The Phase 3 integrated PEACHTREE and AZALEA study data revealed strong safety and efficacy for triamcinolone acetonide via suprachoirodal injection.
At ARVO 2022, Steven Yeh, MD, reviews the results of the Phase 3 PEACHTREE and AZALEA integrated study, revealing significant BCVA gains and low adverse event incidence in the Xipere (triamcinolone acetonide injectable suspension, Bausch + Lomb) arm.
Dr. Yeh is a professor of ophthalmology and the Director of Retinal Disease and Uveitis at the Stanley M. Truhlsen Eye Institute at the University of Nebraska Medical Center.
This integrated analysis looked at patients who received macular edema for noninfectious uveitis. In PEACHTREE specifically, we treated patients with macular edema due to noninfectious uveitis. And the AZALEA study looks specifically at safety in this cohort of patients.
And in this study, we looked at the efficacy signals as well as the safety signals, integrating these two cohorts of patients. What we found is that patients who received Xipere showed a significant best corrected visual acuity gain of up to two to three lines of visual acuity improvement at the week 24 time point when we combined the clinical trial data.

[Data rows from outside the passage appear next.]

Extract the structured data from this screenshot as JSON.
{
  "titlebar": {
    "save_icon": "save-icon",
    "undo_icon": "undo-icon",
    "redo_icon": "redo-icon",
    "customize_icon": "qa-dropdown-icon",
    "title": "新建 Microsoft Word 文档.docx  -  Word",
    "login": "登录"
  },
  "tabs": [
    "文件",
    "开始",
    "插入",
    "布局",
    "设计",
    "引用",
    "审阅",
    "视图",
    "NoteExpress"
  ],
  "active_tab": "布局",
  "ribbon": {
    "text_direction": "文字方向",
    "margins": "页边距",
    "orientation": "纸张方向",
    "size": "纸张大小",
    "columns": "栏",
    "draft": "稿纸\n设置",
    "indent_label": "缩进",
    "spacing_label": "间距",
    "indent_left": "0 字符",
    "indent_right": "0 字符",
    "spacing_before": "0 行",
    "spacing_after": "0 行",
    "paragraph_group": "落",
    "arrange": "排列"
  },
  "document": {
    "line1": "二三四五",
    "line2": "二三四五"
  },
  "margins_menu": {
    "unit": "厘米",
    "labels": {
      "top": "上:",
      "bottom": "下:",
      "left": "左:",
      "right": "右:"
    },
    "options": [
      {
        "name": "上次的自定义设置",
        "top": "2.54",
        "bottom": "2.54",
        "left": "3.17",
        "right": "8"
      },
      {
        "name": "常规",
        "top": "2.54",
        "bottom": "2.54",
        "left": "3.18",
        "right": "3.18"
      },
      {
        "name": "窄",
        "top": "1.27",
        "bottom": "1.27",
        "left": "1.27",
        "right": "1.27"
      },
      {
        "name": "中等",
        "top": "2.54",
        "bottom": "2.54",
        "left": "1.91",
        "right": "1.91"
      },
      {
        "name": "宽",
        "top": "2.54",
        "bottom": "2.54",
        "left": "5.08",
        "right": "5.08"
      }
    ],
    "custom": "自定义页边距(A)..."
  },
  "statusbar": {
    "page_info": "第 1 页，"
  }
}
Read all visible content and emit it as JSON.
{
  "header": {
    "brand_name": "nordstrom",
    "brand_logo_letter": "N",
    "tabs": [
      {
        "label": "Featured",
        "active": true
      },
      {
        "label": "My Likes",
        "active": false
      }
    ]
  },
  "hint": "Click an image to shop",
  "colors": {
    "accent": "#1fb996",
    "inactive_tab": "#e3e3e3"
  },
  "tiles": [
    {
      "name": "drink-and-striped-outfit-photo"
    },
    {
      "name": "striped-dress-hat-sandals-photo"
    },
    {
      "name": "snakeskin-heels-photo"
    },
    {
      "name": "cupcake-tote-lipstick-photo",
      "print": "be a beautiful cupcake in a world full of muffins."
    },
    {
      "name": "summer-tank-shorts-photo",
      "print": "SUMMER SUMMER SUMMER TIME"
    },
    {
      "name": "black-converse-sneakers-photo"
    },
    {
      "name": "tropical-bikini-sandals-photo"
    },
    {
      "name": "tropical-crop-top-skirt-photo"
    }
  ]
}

This is also reflected in reduction of macular edema, specifically found that patients who received Xipere showed approximately 150 micron reduction in central subfield thickness, and this was sustained for the duration of the trial.
The other aspect that's very important related to this new technique for the treatment of posterior segment conditions is safety. What we found is that intraocular pressure rates were very favorable. In the Xipere arm specifically, about one in eight individuals showed elevation of intraocular pressure, compared to the slightly higher one and seven of individuals in the patients who were in the sham control arm.
When we broke this down further to the patients in the sham arm who received rescue therapy, we found that 25% of individuals who receive local intravitreal therapies showed an elevation of intraocular pressure, which is really compelling when we think about Xipere as a therapy that's nuanced, and a new technique for the treatment of macular edema due to noninfectious uveitis.
Other adverse events were very well tolerated, and we're very excited about both the efficacy outcomes, as well as the safety variables as well. Again, visual acuity is very important to all of our patients and again, is related to the quality of life and what patients care about most. This is a new drug delivery technique that we're really looking forward to not only for uveitis, but other posterior segment conditions in the future.